The house phone was face down on the table in front of them. The chairs they were sitting on were more than thirty years old, wire and white. The garden’s flowers were all in rows. The grass freshly cut. And there in front of them a drainpipe going drip drip drip.
He opened his mouth to say something. It only came out as a breath slightly louder than the rest of them. She noticed but didn’t move. She had to be strong now and not let him see tears. He had to be strong and not show tears. Here was a pageant of two splintering vases pretending to be mountains. Yet even mountains crumble.
He was the first to crack. Sucking in of air and wavering of speech. She turned to look at him and was so relieved to know that he was coming apart too. There were no words exchanged. Only eyes locked and kisses given and embraces held.
And then the phone rang.
If you had followed Tumi’s gaze you would have seen it coming.
Don’t blame yourself though, no one besides him saw it coming. They were all too amazed with what was happening in the middle of the circle of the crowd to look slightly skyward. They would have seen it. It all would have been alright.
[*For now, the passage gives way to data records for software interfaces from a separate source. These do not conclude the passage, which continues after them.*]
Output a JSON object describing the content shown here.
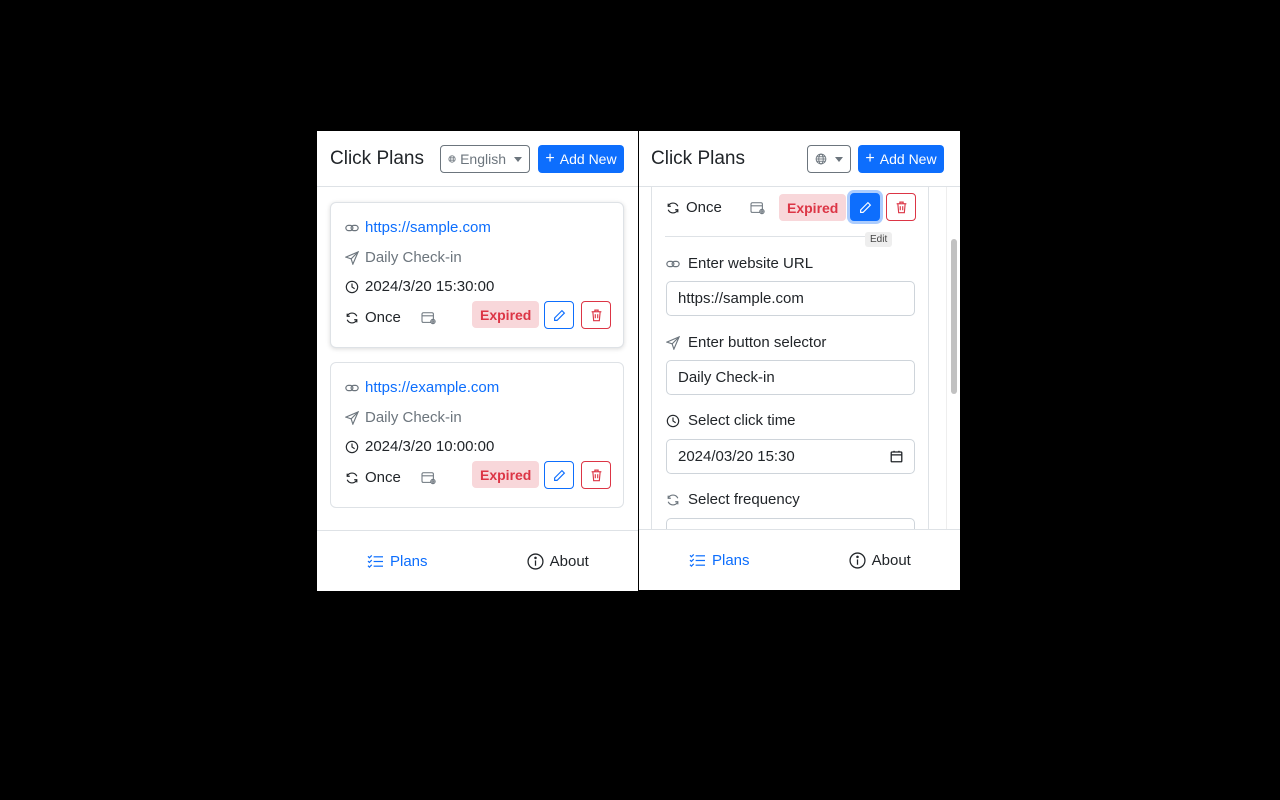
{
  "left": {
    "header": {
      "title": "Click Plans",
      "language": "English",
      "add_label": "Add New"
    },
    "plans": [
      {
        "url": "https://sample.com",
        "selector": "Daily Check-in",
        "time": "2024/3/20 15:30:00",
        "frequency": "Once",
        "status": "Expired"
      },
      {
        "url": "https://example.com",
        "selector": "Daily Check-in",
        "time": "2024/3/20 10:00:00",
        "frequency": "Once",
        "status": "Expired"
      }
    ],
    "footer": {
      "plans_label": "Plans",
      "about_label": "About"
    }
  },
  "right": {
    "header": {
      "title": "Click Plans",
      "add_label": "Add New"
    },
    "current": {
      "frequency": "Once",
      "status": "Expired",
      "tooltip": "Edit"
    },
    "form": {
      "url_label": "Enter website URL",
      "url_value": "https://sample.com",
      "selector_label": "Enter button selector",
      "selector_value": "Daily Check-in",
      "time_label": "Select click time",
      "time_value": "2024/03/20 15:30",
      "frequency_label": "Select frequency"
    },
    "footer": {
      "plans_label": "Plans",
      "about_label": "About"
    }
  },
  "colors": {
    "primary": "#0d6efd",
    "danger": "#dc3545",
    "expired_bg": "#f8d7da"
  }
}
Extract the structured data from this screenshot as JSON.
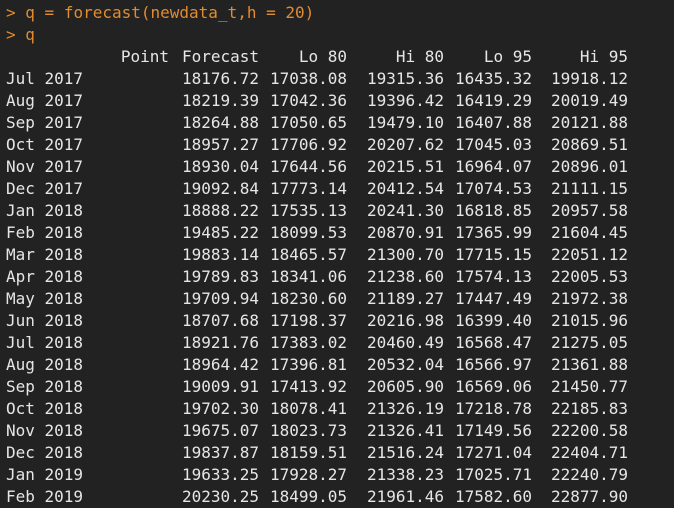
{
  "console": {
    "commands": [
      {
        "prompt": ">",
        "text": "q = forecast(newdata_t,h = 20)"
      },
      {
        "prompt": ">",
        "text": "q"
      }
    ],
    "columns": [
      "Point",
      "Forecast",
      "Lo 80",
      "Hi 80",
      "Lo 95",
      "Hi 95"
    ],
    "rows": [
      {
        "label": "Jul 2017",
        "forecast": "18176.72",
        "lo80": "17038.08",
        "hi80": "19315.36",
        "lo95": "16435.32",
        "hi95": "19918.12"
      },
      {
        "label": "Aug 2017",
        "forecast": "18219.39",
        "lo80": "17042.36",
        "hi80": "19396.42",
        "lo95": "16419.29",
        "hi95": "20019.49"
      },
      {
        "label": "Sep 2017",
        "forecast": "18264.88",
        "lo80": "17050.65",
        "hi80": "19479.10",
        "lo95": "16407.88",
        "hi95": "20121.88"
      },
      {
        "label": "Oct 2017",
        "forecast": "18957.27",
        "lo80": "17706.92",
        "hi80": "20207.62",
        "lo95": "17045.03",
        "hi95": "20869.51"
      },
      {
        "label": "Nov 2017",
        "forecast": "18930.04",
        "lo80": "17644.56",
        "hi80": "20215.51",
        "lo95": "16964.07",
        "hi95": "20896.01"
      },
      {
        "label": "Dec 2017",
        "forecast": "19092.84",
        "lo80": "17773.14",
        "hi80": "20412.54",
        "lo95": "17074.53",
        "hi95": "21111.15"
      },
      {
        "label": "Jan 2018",
        "forecast": "18888.22",
        "lo80": "17535.13",
        "hi80": "20241.30",
        "lo95": "16818.85",
        "hi95": "20957.58"
      },
      {
        "label": "Feb 2018",
        "forecast": "19485.22",
        "lo80": "18099.53",
        "hi80": "20870.91",
        "lo95": "17365.99",
        "hi95": "21604.45"
      },
      {
        "label": "Mar 2018",
        "forecast": "19883.14",
        "lo80": "18465.57",
        "hi80": "21300.70",
        "lo95": "17715.15",
        "hi95": "22051.12"
      },
      {
        "label": "Apr 2018",
        "forecast": "19789.83",
        "lo80": "18341.06",
        "hi80": "21238.60",
        "lo95": "17574.13",
        "hi95": "22005.53"
      },
      {
        "label": "May 2018",
        "forecast": "19709.94",
        "lo80": "18230.60",
        "hi80": "21189.27",
        "lo95": "17447.49",
        "hi95": "21972.38"
      },
      {
        "label": "Jun 2018",
        "forecast": "18707.68",
        "lo80": "17198.37",
        "hi80": "20216.98",
        "lo95": "16399.40",
        "hi95": "21015.96"
      },
      {
        "label": "Jul 2018",
        "forecast": "18921.76",
        "lo80": "17383.02",
        "hi80": "20460.49",
        "lo95": "16568.47",
        "hi95": "21275.05"
      },
      {
        "label": "Aug 2018",
        "forecast": "18964.42",
        "lo80": "17396.81",
        "hi80": "20532.04",
        "lo95": "16566.97",
        "hi95": "21361.88"
      },
      {
        "label": "Sep 2018",
        "forecast": "19009.91",
        "lo80": "17413.92",
        "hi80": "20605.90",
        "lo95": "16569.06",
        "hi95": "21450.77"
      },
      {
        "label": "Oct 2018",
        "forecast": "19702.30",
        "lo80": "18078.41",
        "hi80": "21326.19",
        "lo95": "17218.78",
        "hi95": "22185.83"
      },
      {
        "label": "Nov 2018",
        "forecast": "19675.07",
        "lo80": "18023.73",
        "hi80": "21326.41",
        "lo95": "17149.56",
        "hi95": "22200.58"
      },
      {
        "label": "Dec 2018",
        "forecast": "19837.87",
        "lo80": "18159.51",
        "hi80": "21516.24",
        "lo95": "17271.04",
        "hi95": "22404.71"
      },
      {
        "label": "Jan 2019",
        "forecast": "19633.25",
        "lo80": "17928.27",
        "hi80": "21338.23",
        "lo95": "17025.71",
        "hi95": "22240.79"
      },
      {
        "label": "Feb 2019",
        "forecast": "20230.25",
        "lo80": "18499.05",
        "hi80": "21961.46",
        "lo95": "17582.60",
        "hi95": "22877.90"
      }
    ]
  },
  "colors": {
    "background": "#222222",
    "prompt": "#e38b2e",
    "output_text": "#e6e6e6"
  }
}
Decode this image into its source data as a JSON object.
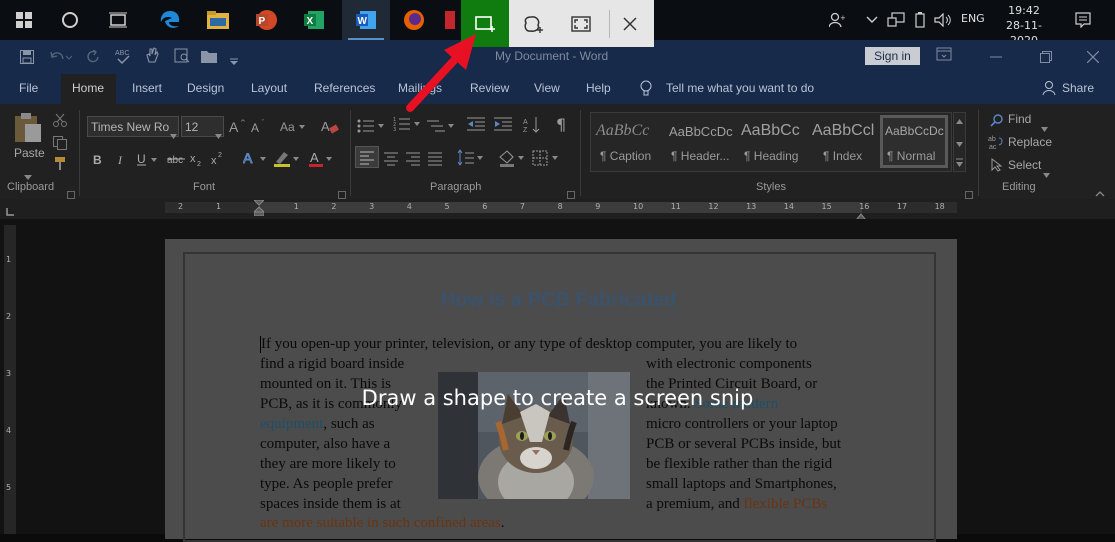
{
  "taskbar": {
    "time": "19:42",
    "date": "28-11-2020",
    "language": "ENG"
  },
  "word": {
    "title": "My Document  -  Word",
    "sign_in": "Sign in",
    "tabs": [
      "File",
      "Home",
      "Insert",
      "Design",
      "Layout",
      "References",
      "Mailings",
      "Review",
      "View",
      "Help"
    ],
    "tell_me": "Tell me what you want to do",
    "share": "Share",
    "font_name": "Times New Ro",
    "font_size": "12",
    "paste": "Paste",
    "groups": {
      "clipboard": "Clipboard",
      "font": "Font",
      "paragraph": "Paragraph",
      "styles": "Styles",
      "editing": "Editing"
    },
    "styles": [
      {
        "sample": "AaBbCc",
        "name": "¶ Caption"
      },
      {
        "sample": "AaBbCcDc",
        "name": "¶ Header..."
      },
      {
        "sample": "AaBbCc",
        "name": "¶ Heading"
      },
      {
        "sample": "AaBbCcl",
        "name": "¶ Index"
      },
      {
        "sample": "AaBbCcDc",
        "name": "¶ Normal"
      }
    ],
    "editing": {
      "find": "Find",
      "replace": "Replace",
      "select": "Select"
    },
    "ruler_numbers": [
      "2",
      "1",
      "1",
      "2",
      "3",
      "4",
      "5",
      "6",
      "7",
      "8",
      "9",
      "10",
      "11",
      "12",
      "13",
      "14",
      "15",
      "16",
      "17",
      "18"
    ],
    "vruler_numbers": [
      "1",
      "2",
      "3",
      "4",
      "5"
    ]
  },
  "document": {
    "heading": "How is a PCB Fabricated",
    "line1": "If you open-up your printer, television, or any type of desktop computer, you are likely to",
    "left_lines": [
      "find a rigid board inside",
      "mounted on it. This is",
      "PCB, as it is commonly",
      "",
      "computer, also have a",
      "they are more likely to",
      "type. As people prefer",
      "spaces inside them is at"
    ],
    "left_blue": "equipment",
    "left_after_blue": ", such as",
    "right_lines": [
      "with electronic components",
      "the Printed Circuit Board, or",
      "",
      "micro controllers or your laptop",
      "PCB or several PCBs inside, but",
      "be flexible rather than the rigid",
      "small laptops and Smartphones,"
    ],
    "right_pre_blue": "known. ",
    "right_blue": "Some modern",
    "last_right_pre": "a premium, and ",
    "last_right_orange": "flexible PCBs",
    "last_line_orange": "are more suitable in such confined areas",
    "last_line_end": "."
  },
  "snip": {
    "message": "Draw a shape to create a screen snip"
  },
  "colors": {
    "accent_green": "#107c10",
    "word_blue": "#172a4a",
    "arrow_red": "#e81123"
  }
}
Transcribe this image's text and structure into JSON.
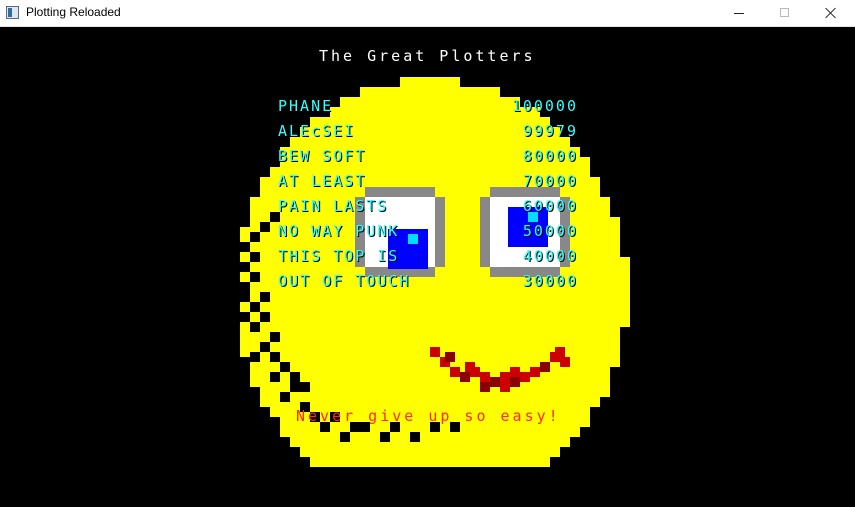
{
  "window": {
    "title": "Plotting Reloaded"
  },
  "screen_title": "The Great Plotters",
  "highscores": [
    {
      "name": "PHANE",
      "score": "100000"
    },
    {
      "name": "ALEcSEI",
      "score": "99979"
    },
    {
      "name": "BEW SOFT",
      "score": "80000"
    },
    {
      "name": "AT LEAST",
      "score": "70000"
    },
    {
      "name": "PAIN LASTS",
      "score": "60000"
    },
    {
      "name": "NO WAY PUNK",
      "score": "50000"
    },
    {
      "name": "THIS TOP IS",
      "score": "40000"
    },
    {
      "name": "OUT OF TOUCH",
      "score": "30000"
    }
  ],
  "message": "Never give up so easy!",
  "colors": {
    "background": "#000000",
    "face": "#ffff00",
    "eye_white": "#ffffff",
    "eye_border": "#888888",
    "pupil": "#0000ff",
    "pupil_highlight": "#00ddff",
    "mouth": "#cc0000",
    "mouth_dark": "#880000",
    "text_title": "#ffffff",
    "text_scores": "#33ffff",
    "text_message": "#ff2a1a"
  }
}
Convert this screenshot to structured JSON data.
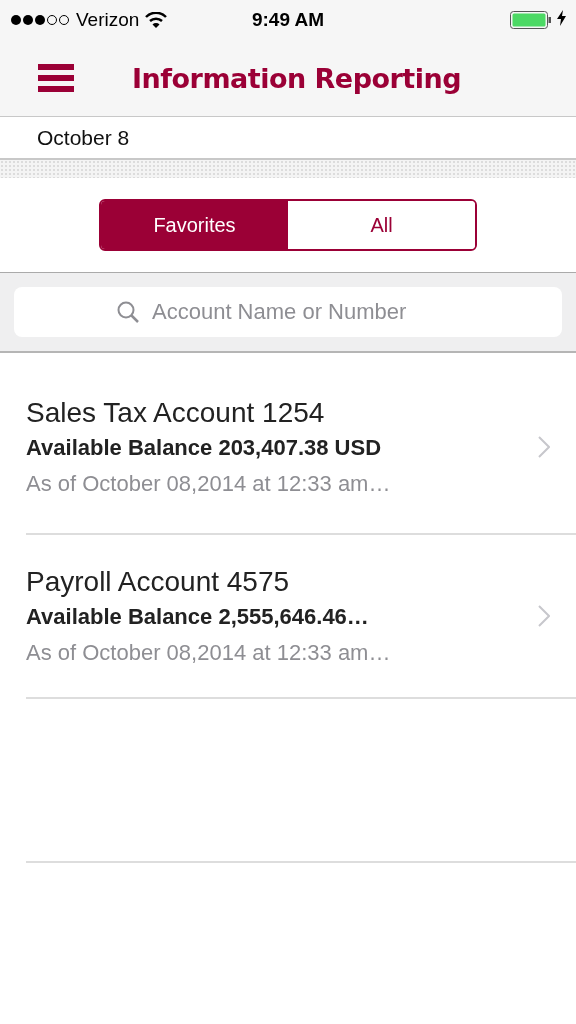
{
  "status_bar": {
    "carrier": "Verizon",
    "time": "9:49 AM",
    "charging": true
  },
  "nav_bar": {
    "title": "Information Reporting"
  },
  "date": "October 8",
  "segments": [
    {
      "label": "Favorites",
      "selected": true
    },
    {
      "label": "All",
      "selected": false
    }
  ],
  "search": {
    "placeholder": "Account Name or Number"
  },
  "accounts": [
    {
      "name": "Sales Tax Account 1254",
      "balance": "Available Balance 203,407.38 USD",
      "as_of": "As of October 08,2014 at 12:33 am…"
    },
    {
      "name": "Payroll Account 4575",
      "balance": "Available Balance 2,555,646.46…",
      "as_of": "As of October 08,2014 at 12:33 am…"
    }
  ]
}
We would all not be in this mess if we’d just seen it.
If only we’d heard Tumi shout.
If only the street performer had been a juggler rather than a dancer.
If only a bird had flown past at that moment.
We would have looked up. But we didn’t. The consequences have been unbearable. I can barely look at myself in the mirror anymore. I’m sure the rest of the crowd that was with me, gawking at the dancing street performer feel the same. I hope they do. I hope I’m not alone. I hope they don’t. No one should feel like this.
Maybe it’s not too bad. Who am I kidding? You should have seen it. Dammit. We should have all seen it coming. I hate dancers. I hate the sky. I hate Tumi. I hate what has happened and that it happened to me. I should have just walked past the crowd that had gathered. Sure, it all sounded exciting, but seriously. I could watch better dancing on Youtube.
But I didn’t.
None of us did.
The internet couldn’t save us this time.
Now here I stand. Trying to brace myself. Trying to get all psyched to look in the mirror. Ok… here goes.
Wait. It’s gone…
There was blood everywhere!? Where’s the blood? Where are my scars? There was so much blood all over me? Where are my wounds? Where are my scars?
Ah crap. It wasn’t a bomb was it? Not a real one anyway. Just a big bang with red paint.